> [BRIEF]: Return each line of the listing that contains the string "UMKM".

DATA FOR THIS TASK START

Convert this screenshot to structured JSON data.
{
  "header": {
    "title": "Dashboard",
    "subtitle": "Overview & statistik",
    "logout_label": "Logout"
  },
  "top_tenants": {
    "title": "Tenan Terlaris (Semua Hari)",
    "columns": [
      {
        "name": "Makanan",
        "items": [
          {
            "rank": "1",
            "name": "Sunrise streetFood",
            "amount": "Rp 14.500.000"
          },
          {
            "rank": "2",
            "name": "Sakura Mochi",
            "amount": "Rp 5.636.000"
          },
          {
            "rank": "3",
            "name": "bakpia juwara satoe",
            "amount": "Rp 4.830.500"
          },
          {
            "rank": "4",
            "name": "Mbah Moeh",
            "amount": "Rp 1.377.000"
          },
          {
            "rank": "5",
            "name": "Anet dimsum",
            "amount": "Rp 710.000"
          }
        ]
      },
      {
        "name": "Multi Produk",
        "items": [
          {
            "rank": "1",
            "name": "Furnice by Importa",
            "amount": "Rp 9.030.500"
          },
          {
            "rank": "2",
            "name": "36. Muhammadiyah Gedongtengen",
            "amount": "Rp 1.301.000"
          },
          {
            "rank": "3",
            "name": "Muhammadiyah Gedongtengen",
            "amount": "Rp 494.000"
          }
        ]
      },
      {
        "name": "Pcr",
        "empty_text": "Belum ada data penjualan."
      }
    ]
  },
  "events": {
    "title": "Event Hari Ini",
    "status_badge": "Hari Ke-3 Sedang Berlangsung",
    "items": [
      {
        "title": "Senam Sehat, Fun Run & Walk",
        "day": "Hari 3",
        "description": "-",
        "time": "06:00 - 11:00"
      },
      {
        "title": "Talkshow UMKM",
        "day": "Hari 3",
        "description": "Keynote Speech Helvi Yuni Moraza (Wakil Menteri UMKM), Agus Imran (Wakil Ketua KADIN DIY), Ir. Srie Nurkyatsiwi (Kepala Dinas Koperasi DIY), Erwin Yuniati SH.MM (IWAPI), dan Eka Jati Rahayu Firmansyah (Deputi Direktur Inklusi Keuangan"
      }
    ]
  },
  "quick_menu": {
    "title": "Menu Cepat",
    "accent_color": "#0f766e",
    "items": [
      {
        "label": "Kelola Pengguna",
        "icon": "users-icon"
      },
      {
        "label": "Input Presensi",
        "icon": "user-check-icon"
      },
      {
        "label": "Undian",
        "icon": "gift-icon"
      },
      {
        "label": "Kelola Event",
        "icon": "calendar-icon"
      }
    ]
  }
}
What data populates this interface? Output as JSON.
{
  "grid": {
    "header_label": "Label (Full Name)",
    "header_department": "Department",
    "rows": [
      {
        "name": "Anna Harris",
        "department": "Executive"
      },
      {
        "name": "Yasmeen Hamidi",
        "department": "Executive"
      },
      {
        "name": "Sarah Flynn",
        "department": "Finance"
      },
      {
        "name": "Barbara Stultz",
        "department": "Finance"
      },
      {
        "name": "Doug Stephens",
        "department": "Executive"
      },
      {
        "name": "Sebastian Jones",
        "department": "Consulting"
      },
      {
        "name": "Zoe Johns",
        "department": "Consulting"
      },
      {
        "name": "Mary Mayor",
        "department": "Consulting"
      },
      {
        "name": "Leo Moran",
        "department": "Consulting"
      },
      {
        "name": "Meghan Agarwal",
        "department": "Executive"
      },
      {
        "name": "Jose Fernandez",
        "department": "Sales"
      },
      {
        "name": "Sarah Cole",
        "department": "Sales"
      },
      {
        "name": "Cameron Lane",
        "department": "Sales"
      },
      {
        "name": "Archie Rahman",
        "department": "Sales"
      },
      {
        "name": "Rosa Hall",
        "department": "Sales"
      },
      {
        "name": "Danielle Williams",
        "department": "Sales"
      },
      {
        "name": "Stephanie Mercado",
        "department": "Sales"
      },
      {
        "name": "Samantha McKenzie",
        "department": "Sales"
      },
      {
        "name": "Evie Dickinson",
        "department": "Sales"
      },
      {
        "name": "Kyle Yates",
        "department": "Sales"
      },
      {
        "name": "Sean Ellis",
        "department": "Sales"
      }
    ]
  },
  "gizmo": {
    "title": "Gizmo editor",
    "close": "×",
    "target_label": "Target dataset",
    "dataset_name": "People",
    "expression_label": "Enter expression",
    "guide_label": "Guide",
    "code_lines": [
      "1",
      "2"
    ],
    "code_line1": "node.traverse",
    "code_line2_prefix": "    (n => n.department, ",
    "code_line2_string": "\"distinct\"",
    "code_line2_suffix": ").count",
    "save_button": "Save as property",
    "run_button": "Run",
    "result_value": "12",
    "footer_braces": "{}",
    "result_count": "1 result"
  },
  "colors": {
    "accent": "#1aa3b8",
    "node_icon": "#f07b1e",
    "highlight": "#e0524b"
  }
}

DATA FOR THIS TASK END

> [EXERCISE ANSWER]:
        "title": "Talkshow UMKM",
        "description": "Keynote Speech Helvi Yuni Moraza (Wakil Menteri UMKM), Agus Imran (Wakil Ketua KADIN DIY), Ir. Srie Nurkyatsiwi (Kepala Dinas Koperasi DIY), Erwin Yuniati SH.MM (IWAPI), dan Eka Jati Rahayu Firmansyah (Deputi Direktur Inklusi Keuangan"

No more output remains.